• _The task_
Look through the data below and show every line that includes "screenshot".

• _Items listed in a dataset_
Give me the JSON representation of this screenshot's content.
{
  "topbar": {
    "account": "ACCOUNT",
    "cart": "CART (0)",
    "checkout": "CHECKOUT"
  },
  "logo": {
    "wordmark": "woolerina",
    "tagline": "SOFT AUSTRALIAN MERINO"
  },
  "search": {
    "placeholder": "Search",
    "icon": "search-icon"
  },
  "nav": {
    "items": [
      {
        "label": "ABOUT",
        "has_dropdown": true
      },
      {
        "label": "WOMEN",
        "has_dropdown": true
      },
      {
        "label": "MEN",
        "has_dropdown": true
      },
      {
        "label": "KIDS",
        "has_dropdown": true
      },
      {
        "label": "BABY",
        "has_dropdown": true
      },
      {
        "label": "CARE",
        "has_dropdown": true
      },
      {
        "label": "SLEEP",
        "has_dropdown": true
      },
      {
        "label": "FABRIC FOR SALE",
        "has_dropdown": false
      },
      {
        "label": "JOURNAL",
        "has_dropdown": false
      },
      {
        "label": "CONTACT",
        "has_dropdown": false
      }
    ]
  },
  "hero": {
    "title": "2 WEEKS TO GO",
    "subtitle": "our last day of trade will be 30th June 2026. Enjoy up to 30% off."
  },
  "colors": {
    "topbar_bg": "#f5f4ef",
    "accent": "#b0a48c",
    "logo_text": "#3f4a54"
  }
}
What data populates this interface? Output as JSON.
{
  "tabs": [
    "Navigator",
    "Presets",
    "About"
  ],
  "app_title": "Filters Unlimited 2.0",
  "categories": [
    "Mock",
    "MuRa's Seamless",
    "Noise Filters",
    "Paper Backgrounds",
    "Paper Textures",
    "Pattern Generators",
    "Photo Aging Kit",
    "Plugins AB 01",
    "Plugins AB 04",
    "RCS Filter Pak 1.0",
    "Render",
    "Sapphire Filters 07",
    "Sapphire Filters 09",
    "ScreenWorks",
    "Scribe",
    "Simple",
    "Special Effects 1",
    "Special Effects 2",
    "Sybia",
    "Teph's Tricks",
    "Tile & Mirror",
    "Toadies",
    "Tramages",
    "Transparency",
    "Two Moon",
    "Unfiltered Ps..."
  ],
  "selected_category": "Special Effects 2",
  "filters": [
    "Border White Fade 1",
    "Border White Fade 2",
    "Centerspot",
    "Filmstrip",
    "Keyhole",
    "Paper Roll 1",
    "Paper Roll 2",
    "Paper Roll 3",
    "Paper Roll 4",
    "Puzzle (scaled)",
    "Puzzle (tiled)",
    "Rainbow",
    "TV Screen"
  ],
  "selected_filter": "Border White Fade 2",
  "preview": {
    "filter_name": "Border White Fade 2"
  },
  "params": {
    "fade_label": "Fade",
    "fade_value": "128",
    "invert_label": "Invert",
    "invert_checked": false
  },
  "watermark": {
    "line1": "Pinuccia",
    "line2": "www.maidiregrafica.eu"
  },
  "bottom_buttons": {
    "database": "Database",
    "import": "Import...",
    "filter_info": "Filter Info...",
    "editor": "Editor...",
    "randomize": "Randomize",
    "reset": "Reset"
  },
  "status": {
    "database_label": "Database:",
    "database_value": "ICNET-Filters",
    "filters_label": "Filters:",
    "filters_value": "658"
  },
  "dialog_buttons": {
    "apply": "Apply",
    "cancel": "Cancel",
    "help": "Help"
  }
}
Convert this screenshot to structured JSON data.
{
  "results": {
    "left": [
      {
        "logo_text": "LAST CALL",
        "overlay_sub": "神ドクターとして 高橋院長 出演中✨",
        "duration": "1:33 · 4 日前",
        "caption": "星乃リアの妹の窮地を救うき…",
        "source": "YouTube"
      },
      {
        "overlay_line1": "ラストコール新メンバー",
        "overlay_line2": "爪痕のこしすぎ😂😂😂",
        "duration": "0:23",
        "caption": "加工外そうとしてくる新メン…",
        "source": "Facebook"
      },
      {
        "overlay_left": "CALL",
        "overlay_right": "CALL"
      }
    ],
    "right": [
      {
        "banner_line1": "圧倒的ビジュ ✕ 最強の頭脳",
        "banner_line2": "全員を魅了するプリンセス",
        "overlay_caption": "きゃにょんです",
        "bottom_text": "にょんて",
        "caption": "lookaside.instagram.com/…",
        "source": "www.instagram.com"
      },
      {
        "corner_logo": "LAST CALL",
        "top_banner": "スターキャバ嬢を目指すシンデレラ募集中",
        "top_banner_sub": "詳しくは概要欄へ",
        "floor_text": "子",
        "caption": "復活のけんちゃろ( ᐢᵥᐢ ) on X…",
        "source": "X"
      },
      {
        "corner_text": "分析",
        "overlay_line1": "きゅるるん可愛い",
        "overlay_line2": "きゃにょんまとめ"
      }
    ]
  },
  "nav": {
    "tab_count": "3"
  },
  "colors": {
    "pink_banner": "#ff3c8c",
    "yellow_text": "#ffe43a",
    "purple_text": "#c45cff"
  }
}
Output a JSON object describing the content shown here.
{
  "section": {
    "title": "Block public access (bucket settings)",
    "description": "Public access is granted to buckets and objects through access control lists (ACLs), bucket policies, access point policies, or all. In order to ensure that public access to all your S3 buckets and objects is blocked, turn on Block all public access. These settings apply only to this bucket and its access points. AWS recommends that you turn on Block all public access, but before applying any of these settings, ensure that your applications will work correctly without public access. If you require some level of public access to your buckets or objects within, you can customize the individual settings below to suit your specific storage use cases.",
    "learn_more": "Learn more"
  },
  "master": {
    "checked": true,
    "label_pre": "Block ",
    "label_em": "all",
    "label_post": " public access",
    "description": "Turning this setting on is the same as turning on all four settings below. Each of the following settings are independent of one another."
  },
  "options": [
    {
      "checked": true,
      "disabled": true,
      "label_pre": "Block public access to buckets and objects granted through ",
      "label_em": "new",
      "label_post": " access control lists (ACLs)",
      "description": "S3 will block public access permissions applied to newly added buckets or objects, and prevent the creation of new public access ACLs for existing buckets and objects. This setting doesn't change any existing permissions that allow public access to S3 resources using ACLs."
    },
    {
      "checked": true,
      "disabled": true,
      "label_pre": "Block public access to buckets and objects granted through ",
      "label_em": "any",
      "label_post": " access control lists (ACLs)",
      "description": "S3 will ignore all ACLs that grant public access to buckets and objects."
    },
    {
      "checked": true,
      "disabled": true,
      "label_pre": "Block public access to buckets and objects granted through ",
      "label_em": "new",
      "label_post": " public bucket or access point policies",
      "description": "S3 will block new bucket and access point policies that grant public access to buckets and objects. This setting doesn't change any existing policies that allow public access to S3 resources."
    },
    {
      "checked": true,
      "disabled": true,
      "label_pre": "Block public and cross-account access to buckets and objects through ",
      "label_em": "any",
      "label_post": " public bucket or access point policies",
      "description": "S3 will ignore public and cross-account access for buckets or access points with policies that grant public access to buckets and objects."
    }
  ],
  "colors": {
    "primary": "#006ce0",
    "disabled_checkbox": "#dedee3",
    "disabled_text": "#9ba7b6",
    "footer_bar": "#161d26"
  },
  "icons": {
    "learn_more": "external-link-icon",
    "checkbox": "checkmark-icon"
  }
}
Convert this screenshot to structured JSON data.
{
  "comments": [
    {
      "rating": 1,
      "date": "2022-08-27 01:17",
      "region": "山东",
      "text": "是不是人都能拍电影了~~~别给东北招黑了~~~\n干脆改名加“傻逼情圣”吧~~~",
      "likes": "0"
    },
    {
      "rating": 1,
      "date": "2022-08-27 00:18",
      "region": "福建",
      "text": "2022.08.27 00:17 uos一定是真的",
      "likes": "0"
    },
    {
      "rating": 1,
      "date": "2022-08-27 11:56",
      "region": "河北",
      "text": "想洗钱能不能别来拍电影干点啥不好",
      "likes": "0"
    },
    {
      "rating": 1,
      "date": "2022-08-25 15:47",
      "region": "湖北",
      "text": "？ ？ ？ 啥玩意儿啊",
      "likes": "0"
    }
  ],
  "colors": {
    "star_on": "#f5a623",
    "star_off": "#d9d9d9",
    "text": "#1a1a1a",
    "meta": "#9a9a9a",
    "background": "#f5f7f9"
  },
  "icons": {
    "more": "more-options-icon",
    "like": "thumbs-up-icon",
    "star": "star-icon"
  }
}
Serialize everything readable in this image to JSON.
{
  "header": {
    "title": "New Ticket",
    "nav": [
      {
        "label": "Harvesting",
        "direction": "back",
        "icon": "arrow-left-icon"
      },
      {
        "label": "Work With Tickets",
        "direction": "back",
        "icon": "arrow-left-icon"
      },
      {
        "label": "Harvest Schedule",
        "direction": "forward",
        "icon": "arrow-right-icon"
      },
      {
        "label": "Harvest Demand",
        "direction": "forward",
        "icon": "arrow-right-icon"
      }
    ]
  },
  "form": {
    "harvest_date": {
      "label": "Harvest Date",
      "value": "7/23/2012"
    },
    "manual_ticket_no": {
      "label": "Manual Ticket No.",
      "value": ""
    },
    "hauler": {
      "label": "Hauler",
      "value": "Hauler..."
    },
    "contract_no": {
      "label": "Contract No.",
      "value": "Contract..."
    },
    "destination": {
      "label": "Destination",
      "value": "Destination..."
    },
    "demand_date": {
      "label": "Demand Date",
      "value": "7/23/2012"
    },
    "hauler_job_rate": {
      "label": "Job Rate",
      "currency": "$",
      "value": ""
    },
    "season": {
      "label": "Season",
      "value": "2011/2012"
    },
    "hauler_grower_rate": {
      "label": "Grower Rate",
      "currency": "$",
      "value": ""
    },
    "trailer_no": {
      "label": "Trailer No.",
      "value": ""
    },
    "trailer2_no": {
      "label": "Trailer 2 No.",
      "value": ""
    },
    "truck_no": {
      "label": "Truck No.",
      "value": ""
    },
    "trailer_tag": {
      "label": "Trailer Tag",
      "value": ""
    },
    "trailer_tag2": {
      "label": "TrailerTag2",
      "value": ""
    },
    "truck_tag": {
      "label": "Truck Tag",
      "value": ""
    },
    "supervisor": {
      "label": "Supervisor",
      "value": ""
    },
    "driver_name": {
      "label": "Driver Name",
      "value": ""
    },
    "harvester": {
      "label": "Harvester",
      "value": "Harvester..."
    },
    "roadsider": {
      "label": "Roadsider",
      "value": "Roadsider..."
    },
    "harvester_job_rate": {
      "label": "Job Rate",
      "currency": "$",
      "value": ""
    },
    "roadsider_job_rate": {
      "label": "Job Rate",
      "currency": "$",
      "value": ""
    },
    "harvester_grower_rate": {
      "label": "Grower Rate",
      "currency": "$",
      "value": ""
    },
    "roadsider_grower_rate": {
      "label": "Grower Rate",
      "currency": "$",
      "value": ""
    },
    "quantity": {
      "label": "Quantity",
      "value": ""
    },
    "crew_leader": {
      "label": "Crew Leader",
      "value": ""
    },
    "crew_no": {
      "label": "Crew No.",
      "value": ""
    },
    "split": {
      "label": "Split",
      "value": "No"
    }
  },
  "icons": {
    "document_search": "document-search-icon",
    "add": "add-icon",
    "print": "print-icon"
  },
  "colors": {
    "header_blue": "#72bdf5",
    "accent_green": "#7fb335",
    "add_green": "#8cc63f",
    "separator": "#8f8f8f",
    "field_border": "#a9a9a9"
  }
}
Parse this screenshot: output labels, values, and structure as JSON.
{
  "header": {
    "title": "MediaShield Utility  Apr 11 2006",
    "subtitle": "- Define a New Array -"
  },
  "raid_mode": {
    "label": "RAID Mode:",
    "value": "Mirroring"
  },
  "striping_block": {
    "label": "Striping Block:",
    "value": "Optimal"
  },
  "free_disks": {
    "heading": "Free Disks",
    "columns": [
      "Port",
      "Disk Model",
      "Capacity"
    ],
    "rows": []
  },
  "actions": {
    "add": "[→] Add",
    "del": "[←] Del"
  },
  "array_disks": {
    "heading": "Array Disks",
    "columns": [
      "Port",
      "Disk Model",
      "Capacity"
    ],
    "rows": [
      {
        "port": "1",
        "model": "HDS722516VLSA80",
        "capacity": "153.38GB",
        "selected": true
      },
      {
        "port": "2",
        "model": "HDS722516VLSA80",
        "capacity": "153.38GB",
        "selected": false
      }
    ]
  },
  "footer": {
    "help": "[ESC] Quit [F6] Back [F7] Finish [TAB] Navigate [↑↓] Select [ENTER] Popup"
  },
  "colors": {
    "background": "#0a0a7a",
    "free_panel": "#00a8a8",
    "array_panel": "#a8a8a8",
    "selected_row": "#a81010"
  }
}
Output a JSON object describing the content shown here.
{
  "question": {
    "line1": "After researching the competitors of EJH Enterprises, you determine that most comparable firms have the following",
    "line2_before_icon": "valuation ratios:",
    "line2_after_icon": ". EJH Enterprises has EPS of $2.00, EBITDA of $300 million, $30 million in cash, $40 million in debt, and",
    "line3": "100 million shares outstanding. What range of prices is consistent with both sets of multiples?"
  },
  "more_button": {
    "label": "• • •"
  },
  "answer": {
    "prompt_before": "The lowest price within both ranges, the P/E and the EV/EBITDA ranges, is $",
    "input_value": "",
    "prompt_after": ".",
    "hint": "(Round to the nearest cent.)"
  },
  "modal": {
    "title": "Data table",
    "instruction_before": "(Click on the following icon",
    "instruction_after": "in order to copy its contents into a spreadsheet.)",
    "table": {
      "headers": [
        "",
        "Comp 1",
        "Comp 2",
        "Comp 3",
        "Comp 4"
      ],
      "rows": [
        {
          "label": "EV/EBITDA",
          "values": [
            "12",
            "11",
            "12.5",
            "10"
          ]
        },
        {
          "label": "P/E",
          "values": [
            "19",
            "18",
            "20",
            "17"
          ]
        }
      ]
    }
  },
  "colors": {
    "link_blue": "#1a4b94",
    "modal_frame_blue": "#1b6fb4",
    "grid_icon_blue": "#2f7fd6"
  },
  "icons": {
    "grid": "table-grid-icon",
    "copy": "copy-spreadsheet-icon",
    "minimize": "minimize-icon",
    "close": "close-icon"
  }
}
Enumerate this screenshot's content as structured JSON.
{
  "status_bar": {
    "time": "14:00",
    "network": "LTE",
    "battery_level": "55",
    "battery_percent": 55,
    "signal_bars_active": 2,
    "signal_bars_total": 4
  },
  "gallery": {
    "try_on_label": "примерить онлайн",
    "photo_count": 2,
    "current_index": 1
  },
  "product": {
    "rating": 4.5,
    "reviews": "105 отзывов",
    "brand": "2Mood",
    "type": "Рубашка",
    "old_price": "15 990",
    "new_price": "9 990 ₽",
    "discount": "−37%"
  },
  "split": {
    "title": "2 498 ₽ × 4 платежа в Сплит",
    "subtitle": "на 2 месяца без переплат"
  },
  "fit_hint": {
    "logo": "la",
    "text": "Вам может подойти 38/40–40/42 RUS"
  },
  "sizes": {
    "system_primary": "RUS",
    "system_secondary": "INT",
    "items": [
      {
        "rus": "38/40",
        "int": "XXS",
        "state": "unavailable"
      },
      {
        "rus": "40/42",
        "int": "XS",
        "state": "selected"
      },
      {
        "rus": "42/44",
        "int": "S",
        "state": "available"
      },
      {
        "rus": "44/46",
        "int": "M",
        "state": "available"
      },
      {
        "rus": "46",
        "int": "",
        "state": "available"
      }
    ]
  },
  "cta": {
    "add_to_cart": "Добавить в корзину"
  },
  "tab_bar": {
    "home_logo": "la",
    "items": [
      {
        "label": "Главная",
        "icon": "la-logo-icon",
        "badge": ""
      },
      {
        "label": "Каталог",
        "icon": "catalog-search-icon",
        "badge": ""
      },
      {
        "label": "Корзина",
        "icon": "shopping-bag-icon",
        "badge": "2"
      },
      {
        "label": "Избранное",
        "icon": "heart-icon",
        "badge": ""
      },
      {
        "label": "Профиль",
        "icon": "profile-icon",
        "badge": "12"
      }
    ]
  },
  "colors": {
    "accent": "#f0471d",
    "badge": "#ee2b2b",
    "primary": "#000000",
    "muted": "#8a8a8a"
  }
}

• _Exercise response_
Give me the JSON representation of this screenshot's content.
Convert this screenshot to structured JSON data.
Convert this screenshot to structured JSON data.
Parse this screenshot: output labels, values, and structure as JSON.
Enumerate this screenshot's content as structured JSON.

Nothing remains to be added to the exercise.